* What this task involves
Restate each entry word for word, leaving nothing out.

* Extracted records
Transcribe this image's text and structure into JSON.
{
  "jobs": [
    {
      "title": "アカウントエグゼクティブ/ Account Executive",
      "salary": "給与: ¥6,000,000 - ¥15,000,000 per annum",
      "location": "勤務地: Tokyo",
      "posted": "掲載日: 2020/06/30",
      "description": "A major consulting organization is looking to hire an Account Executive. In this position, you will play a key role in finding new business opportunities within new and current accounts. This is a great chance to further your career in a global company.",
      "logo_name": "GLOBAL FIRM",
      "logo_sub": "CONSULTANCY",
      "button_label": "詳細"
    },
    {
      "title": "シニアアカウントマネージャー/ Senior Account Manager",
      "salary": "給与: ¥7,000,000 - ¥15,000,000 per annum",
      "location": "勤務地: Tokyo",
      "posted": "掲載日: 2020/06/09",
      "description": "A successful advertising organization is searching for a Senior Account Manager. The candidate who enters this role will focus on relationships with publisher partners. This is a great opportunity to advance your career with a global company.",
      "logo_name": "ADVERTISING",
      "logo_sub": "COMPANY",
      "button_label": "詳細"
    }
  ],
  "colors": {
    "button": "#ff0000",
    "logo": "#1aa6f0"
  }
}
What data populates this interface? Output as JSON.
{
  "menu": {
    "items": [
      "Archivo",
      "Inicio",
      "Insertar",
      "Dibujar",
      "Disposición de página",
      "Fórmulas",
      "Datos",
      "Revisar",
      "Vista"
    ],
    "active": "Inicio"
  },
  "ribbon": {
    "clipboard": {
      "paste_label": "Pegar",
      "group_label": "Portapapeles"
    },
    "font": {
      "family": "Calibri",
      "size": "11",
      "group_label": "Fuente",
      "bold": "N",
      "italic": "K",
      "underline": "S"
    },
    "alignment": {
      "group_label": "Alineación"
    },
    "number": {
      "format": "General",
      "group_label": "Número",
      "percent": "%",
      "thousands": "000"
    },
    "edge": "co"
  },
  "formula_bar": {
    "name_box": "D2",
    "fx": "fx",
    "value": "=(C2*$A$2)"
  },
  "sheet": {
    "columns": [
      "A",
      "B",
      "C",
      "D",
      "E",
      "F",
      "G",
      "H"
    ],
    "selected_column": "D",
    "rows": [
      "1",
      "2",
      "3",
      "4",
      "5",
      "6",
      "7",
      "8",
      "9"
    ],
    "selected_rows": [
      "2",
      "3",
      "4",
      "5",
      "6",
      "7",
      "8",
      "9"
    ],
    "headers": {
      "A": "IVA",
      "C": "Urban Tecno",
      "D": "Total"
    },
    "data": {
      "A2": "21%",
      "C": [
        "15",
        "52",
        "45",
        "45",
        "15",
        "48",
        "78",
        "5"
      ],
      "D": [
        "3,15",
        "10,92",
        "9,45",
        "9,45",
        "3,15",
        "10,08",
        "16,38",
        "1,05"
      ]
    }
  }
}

* Output
Transcribe this image's text and structure into JSON.
{
  "jobs": [
    {
      "title": "アカウントエグゼクティブ/ Account Executive",
      "salary": "給与: ¥6,000,000 - ¥15,000,000 per annum",
      "location": "勤務地: Tokyo",
      "posted": "掲載日: 2020/06/30",
      "description": "A major consulting organization is looking to hire an Account Executive. In this position, you will play a key role in finding new business opportunities within new and current accounts. This is a great chance to further your career in a global company.",
      "logo_name": "GLOBAL FIRM",
      "logo_sub": "CONSULTANCY",
      "button_label": "詳細"
    },
    {
      "title": "シニアアカウントマネージャー/ Senior Account Manager",
      "salary": "給与: ¥7,000,000 - ¥15,000,000 per annum",
      "location": "勤務地: Tokyo",
      "posted": "掲載日: 2020/06/09",
      "description": "A successful advertising organization is searching for a Senior Account Manager. The candidate who enters this role will focus on relationships with publisher partners. This is a great opportunity to advance your career with a global company.",
      "logo_name": "ADVERTISING",
      "logo_sub": "COMPANY",
      "button_label": "詳細"
    }
  ],
  "colors": {
    "button": "#ff0000",
    "logo": "#1aa6f0"
  }
}
What data populates this interface? Output as JSON.
{
  "menu": {
    "items": [
      "Archivo",
      "Inicio",
      "Insertar",
      "Dibujar",
      "Disposición de página",
      "Fórmulas",
      "Datos",
      "Revisar",
      "Vista"
    ],
    "active": "Inicio"
  },
  "ribbon": {
    "clipboard": {
      "paste_label": "Pegar",
      "group_label": "Portapapeles"
    },
    "font": {
      "family": "Calibri",
      "size": "11",
      "group_label": "Fuente",
      "bold": "N",
      "italic": "K",
      "underline": "S"
    },
    "alignment": {
      "group_label": "Alineación"
    },
    "number": {
      "format": "General",
      "group_label": "Número",
      "percent": "%",
      "thousands": "000"
    },
    "edge": "co"
  },
  "formula_bar": {
    "name_box": "D2",
    "fx": "fx",
    "value": "=(C2*$A$2)"
  },
  "sheet": {
    "columns": [
      "A",
      "B",
      "C",
      "D",
      "E",
      "F",
      "G",
      "H"
    ],
    "selected_column": "D",
    "rows": [
      "1",
      "2",
      "3",
      "4",
      "5",
      "6",
      "7",
      "8",
      "9"
    ],
    "selected_rows": [
      "2",
      "3",
      "4",
      "5",
      "6",
      "7",
      "8",
      "9"
    ],
    "headers": {
      "A": "IVA",
      "C": "Urban Tecno",
      "D": "Total"
    },
    "data": {
      "A2": "21%",
      "C": [
        "15",
        "52",
        "45",
        "45",
        "15",
        "48",
        "78",
        "5"
      ],
      "D": [
        "3,15",
        "10,92",
        "9,45",
        "9,45",
        "3,15",
        "10,08",
        "16,38",
        "1,05"
      ]
    }
  }
}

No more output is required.